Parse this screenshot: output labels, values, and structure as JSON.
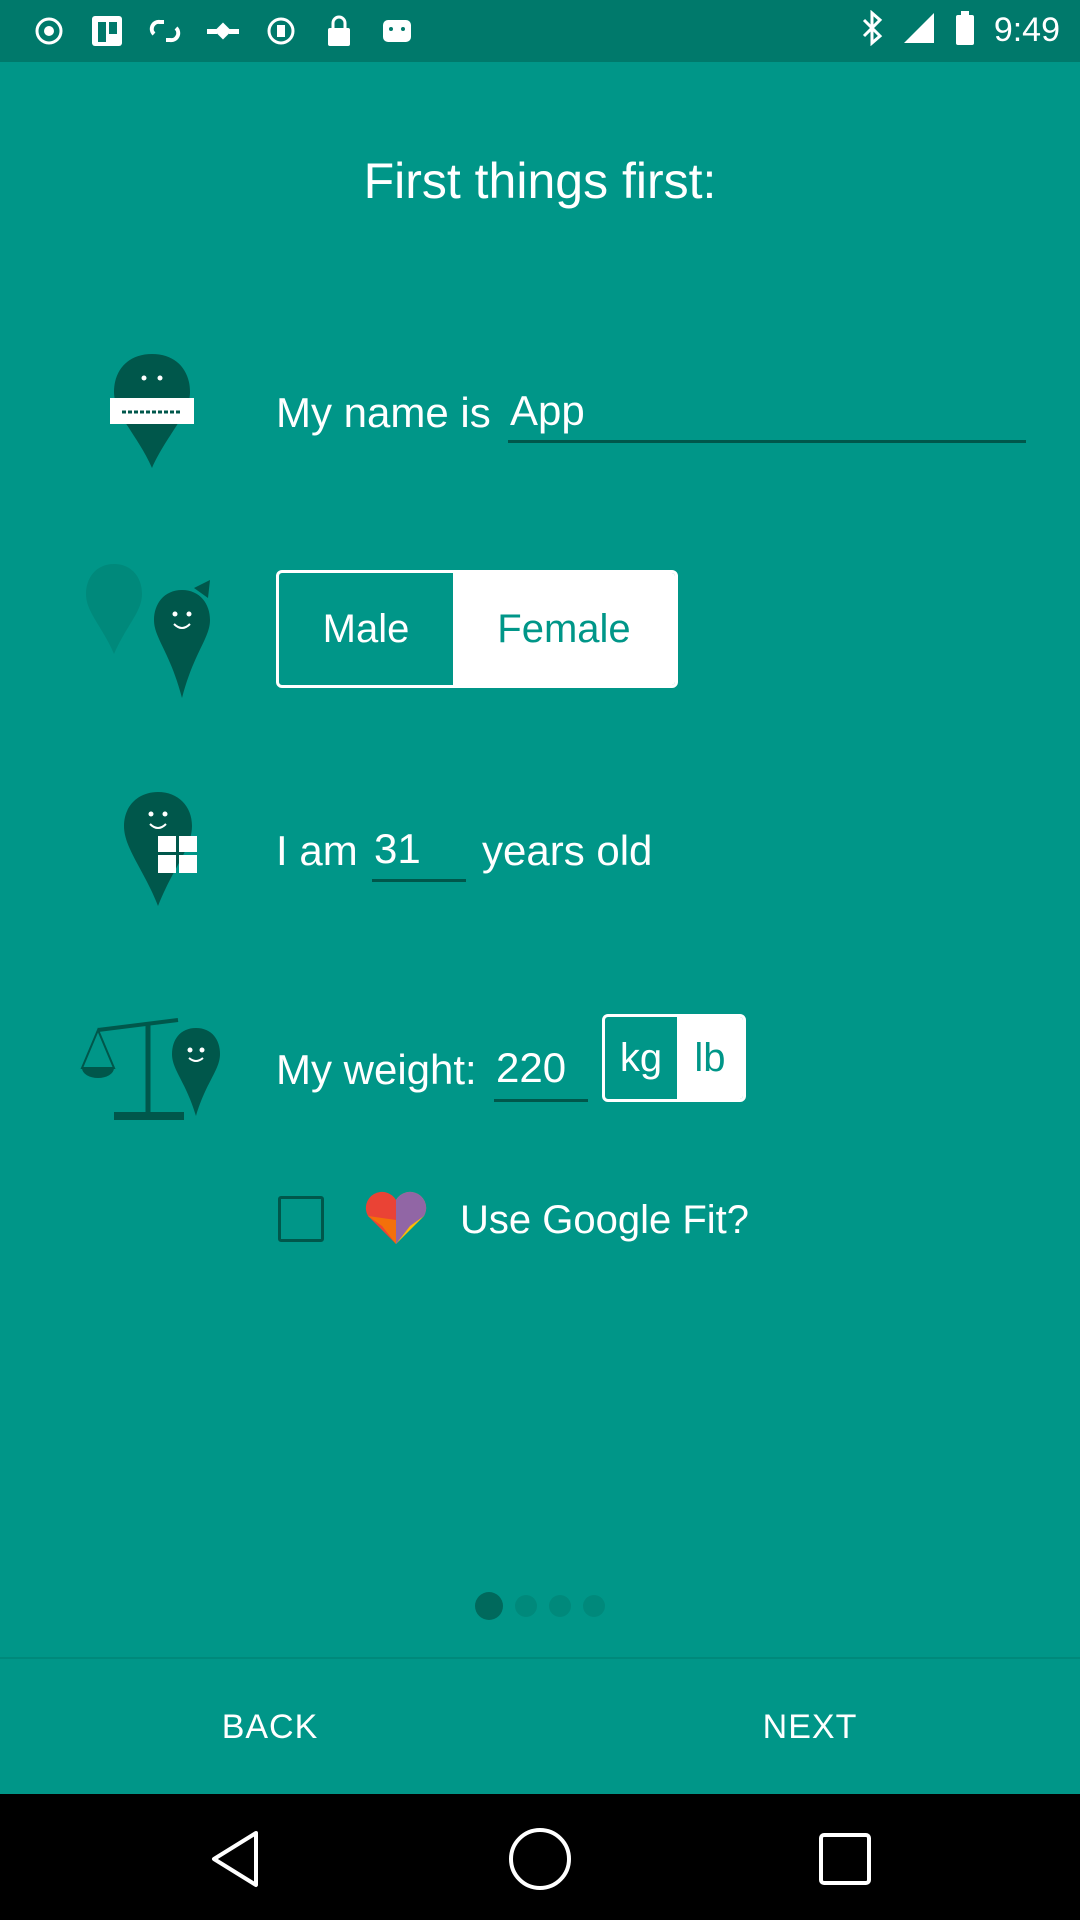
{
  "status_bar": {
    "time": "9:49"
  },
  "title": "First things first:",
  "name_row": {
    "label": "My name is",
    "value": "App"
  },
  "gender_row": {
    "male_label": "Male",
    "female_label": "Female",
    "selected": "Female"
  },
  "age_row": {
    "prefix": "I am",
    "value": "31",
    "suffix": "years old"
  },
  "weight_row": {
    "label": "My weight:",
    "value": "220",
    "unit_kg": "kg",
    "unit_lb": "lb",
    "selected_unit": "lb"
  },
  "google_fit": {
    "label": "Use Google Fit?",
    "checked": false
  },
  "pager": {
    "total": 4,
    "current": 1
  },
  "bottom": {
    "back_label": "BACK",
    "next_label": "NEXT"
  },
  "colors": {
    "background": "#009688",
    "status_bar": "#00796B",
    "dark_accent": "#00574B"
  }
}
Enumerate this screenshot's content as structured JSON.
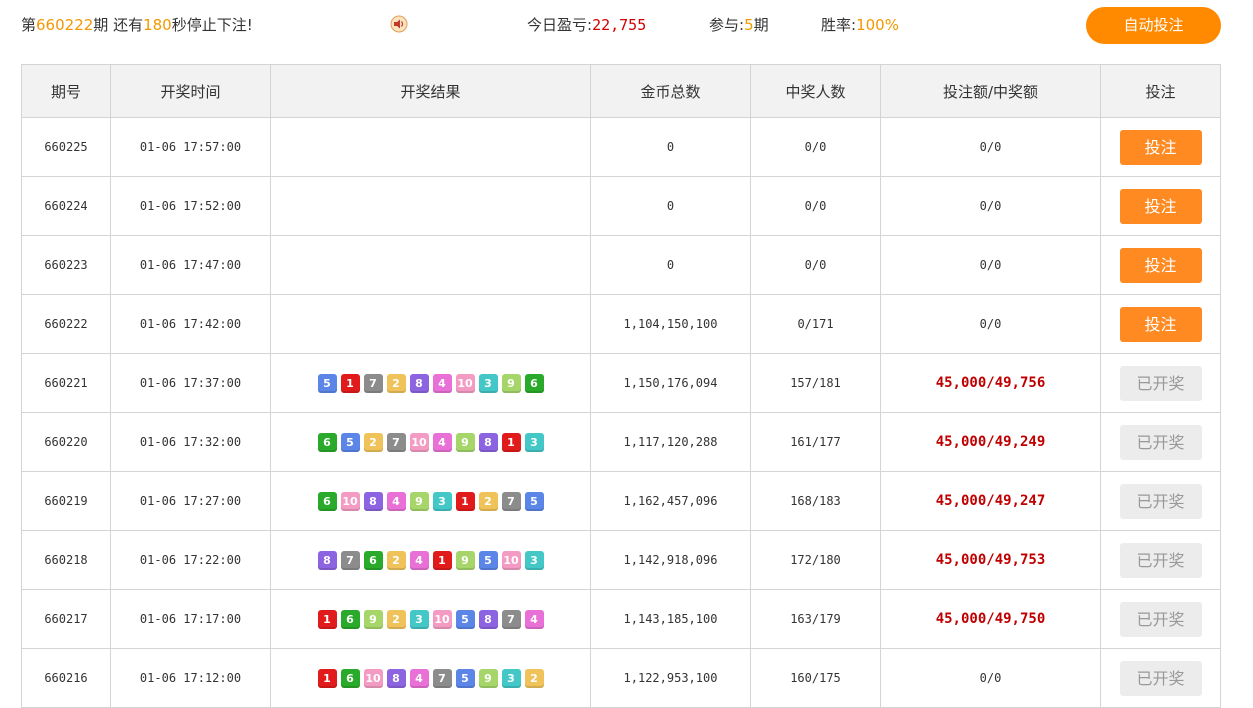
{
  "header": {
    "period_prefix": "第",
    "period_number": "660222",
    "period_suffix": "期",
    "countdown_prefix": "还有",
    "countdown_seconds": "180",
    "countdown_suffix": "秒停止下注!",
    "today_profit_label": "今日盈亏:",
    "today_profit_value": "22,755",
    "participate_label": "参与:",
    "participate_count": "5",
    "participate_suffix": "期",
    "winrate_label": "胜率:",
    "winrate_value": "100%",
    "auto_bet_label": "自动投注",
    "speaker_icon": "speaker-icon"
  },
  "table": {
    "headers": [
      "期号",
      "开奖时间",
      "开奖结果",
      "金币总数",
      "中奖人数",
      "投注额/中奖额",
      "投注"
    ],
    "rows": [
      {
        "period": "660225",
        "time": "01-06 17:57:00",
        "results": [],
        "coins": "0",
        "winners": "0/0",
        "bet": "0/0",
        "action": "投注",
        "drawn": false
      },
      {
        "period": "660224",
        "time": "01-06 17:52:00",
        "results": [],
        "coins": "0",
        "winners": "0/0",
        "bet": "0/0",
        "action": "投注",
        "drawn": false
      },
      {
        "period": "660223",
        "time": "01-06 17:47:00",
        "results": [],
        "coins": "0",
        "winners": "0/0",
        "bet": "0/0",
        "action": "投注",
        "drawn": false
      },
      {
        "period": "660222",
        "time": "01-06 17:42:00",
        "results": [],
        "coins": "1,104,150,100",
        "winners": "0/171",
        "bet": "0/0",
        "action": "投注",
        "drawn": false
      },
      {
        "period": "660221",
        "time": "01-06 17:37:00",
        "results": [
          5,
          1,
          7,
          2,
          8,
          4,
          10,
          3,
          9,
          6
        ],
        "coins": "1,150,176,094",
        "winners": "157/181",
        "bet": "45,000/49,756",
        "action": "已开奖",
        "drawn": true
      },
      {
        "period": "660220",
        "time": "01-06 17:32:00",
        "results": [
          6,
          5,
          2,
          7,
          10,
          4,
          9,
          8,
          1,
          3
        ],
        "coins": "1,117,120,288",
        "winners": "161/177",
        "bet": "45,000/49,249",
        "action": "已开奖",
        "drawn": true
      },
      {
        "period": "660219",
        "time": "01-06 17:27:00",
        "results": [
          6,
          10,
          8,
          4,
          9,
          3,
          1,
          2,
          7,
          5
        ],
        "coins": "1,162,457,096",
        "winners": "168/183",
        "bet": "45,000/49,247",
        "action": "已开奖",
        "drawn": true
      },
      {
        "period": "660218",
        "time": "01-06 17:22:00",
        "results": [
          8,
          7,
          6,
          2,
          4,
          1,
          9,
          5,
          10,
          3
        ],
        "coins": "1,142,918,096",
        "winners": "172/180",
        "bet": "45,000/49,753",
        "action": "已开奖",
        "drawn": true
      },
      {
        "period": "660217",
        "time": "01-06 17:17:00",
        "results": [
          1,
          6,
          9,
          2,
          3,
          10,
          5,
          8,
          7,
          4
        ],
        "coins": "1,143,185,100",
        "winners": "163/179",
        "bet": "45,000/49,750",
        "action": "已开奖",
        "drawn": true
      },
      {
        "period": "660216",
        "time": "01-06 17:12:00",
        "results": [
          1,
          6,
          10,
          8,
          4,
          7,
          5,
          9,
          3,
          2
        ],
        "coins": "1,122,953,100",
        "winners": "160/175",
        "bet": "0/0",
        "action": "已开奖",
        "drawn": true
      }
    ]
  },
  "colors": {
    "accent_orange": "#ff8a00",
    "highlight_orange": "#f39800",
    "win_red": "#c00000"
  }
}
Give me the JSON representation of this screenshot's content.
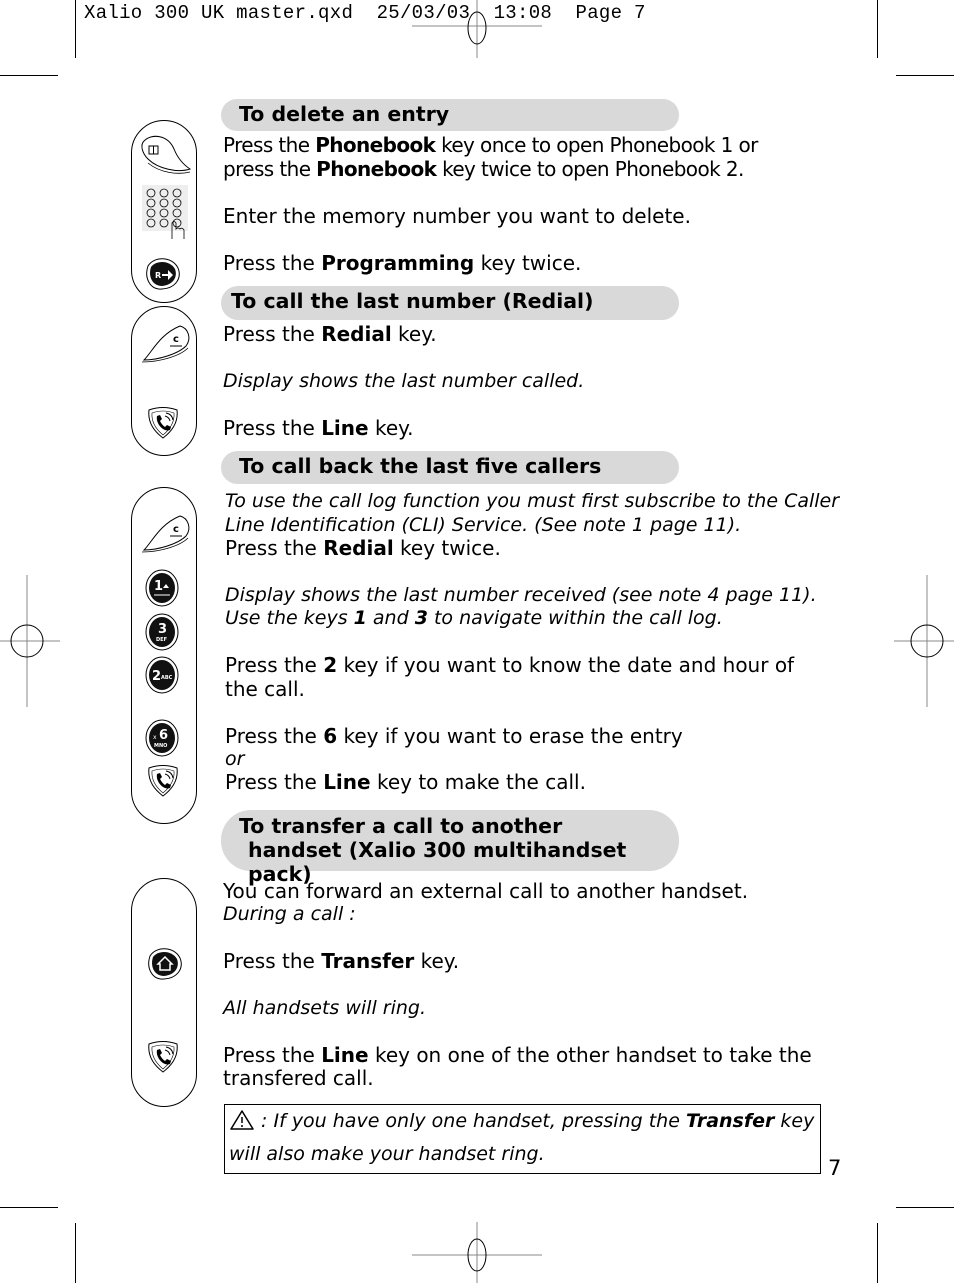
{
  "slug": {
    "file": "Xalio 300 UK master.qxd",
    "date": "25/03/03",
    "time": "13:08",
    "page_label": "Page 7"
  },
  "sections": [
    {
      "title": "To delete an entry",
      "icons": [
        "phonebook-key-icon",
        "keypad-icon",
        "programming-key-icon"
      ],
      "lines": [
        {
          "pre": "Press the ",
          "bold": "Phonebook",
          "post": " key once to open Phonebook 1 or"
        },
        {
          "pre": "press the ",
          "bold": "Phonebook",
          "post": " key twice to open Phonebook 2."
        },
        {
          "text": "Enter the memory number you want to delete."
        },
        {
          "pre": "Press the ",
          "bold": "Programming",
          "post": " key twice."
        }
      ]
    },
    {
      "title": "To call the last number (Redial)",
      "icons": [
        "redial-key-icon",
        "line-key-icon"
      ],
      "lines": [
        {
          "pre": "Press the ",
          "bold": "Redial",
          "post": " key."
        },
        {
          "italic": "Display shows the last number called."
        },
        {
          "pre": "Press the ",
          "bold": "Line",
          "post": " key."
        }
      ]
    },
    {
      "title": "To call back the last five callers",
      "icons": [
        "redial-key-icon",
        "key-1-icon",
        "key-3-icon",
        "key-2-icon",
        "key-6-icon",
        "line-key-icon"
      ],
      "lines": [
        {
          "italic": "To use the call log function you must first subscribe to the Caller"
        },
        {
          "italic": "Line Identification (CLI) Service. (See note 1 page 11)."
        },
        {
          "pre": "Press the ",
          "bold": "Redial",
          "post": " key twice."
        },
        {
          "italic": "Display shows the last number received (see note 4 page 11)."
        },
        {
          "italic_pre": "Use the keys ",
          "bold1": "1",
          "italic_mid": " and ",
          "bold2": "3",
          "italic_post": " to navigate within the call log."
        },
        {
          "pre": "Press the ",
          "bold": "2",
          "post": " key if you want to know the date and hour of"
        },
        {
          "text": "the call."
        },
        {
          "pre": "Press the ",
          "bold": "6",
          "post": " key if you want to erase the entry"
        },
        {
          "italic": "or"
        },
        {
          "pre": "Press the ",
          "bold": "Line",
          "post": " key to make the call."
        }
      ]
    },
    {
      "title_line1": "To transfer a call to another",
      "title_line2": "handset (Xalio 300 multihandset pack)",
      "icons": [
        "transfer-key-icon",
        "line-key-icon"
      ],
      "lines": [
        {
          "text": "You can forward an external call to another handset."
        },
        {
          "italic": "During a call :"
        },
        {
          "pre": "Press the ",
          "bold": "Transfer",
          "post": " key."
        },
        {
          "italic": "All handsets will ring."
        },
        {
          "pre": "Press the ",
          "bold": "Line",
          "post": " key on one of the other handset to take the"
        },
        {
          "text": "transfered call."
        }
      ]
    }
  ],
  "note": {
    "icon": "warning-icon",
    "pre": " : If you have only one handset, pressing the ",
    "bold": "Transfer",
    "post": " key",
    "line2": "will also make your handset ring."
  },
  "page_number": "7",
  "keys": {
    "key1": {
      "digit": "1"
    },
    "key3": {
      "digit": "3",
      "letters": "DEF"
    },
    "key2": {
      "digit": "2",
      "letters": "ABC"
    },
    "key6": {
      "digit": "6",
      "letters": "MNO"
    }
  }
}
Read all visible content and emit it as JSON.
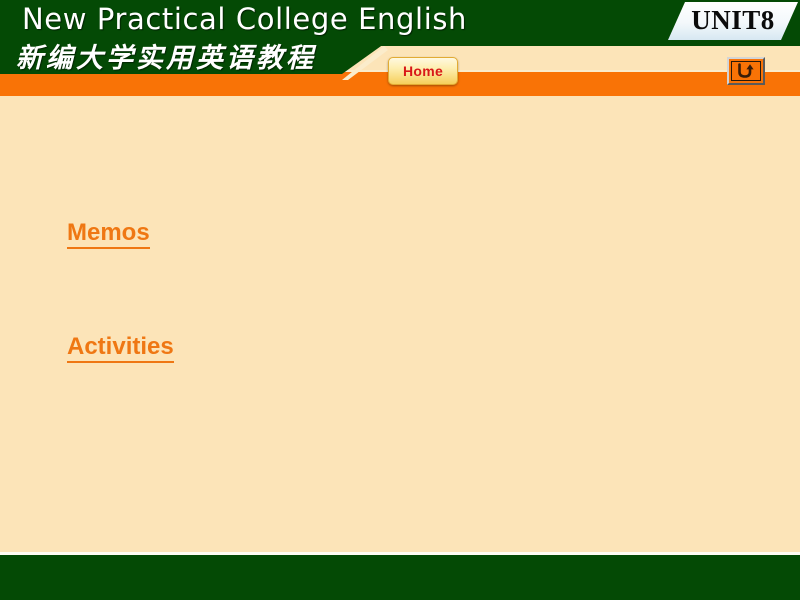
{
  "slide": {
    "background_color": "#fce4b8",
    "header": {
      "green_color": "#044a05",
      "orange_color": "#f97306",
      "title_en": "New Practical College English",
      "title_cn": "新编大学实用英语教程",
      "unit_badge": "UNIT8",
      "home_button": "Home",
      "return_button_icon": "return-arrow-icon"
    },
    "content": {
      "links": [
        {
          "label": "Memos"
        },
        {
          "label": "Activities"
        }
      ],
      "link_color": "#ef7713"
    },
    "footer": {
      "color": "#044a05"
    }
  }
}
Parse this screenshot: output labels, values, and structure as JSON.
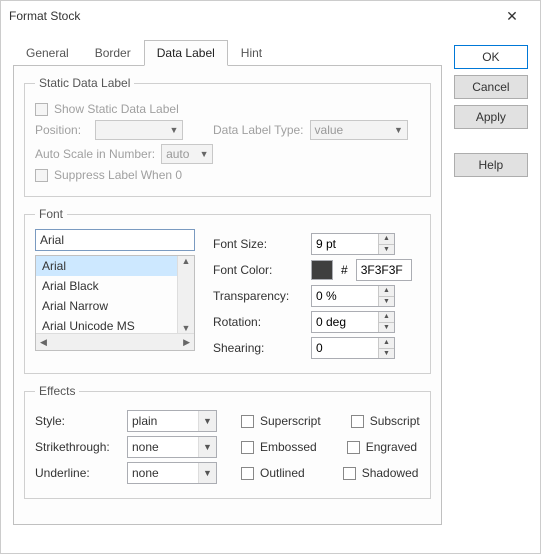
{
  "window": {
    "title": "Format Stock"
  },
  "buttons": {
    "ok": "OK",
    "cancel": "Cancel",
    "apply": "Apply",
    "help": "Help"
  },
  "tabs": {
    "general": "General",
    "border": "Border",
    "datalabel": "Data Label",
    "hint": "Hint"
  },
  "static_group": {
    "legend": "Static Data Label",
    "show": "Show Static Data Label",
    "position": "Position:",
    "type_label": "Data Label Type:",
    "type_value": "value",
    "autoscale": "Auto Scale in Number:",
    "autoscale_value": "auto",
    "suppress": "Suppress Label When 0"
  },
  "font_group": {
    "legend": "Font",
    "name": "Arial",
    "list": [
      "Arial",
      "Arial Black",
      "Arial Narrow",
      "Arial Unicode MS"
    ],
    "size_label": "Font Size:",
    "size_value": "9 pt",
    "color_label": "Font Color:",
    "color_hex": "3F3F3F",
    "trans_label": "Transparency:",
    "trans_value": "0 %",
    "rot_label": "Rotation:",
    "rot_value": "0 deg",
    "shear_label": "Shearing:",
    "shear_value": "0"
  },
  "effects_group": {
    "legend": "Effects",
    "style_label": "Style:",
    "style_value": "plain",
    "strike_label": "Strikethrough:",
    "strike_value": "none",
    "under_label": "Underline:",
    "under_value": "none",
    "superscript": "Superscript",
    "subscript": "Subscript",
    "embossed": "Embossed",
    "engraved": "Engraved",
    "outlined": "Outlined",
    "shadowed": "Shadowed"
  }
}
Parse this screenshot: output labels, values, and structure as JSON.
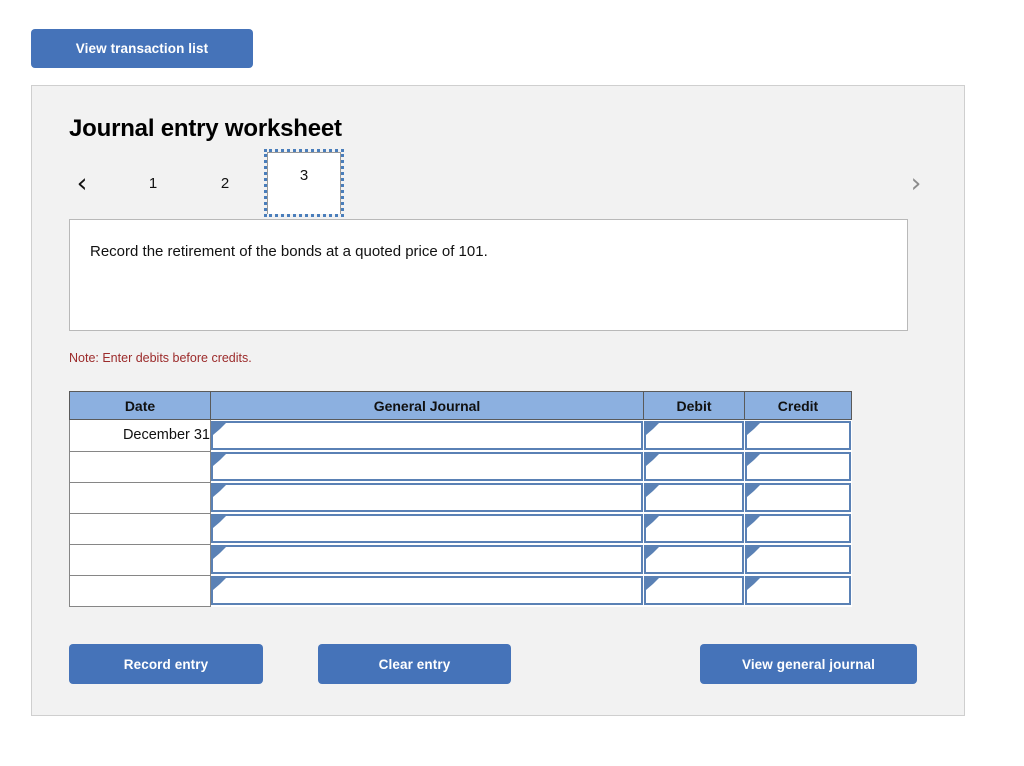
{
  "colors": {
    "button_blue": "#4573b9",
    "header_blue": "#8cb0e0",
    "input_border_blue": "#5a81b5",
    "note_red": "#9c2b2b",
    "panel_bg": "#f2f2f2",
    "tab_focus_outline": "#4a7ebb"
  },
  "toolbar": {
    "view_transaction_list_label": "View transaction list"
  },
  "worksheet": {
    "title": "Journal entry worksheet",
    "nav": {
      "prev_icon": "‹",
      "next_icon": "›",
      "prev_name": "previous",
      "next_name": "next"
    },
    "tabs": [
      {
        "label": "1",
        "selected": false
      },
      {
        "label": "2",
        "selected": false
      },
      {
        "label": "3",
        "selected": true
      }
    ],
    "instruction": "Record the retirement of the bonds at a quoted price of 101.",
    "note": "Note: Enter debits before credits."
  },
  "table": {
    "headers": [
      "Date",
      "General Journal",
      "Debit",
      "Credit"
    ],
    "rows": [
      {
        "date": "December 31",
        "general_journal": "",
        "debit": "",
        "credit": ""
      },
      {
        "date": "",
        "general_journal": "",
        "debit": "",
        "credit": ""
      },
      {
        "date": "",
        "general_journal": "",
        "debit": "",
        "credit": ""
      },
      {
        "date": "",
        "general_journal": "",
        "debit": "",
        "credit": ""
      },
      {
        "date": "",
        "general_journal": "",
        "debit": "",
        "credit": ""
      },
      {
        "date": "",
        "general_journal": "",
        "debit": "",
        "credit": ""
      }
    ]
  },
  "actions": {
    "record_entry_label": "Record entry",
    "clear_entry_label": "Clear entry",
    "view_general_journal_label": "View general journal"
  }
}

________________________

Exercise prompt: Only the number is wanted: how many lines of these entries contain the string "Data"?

Result for this exercise: 4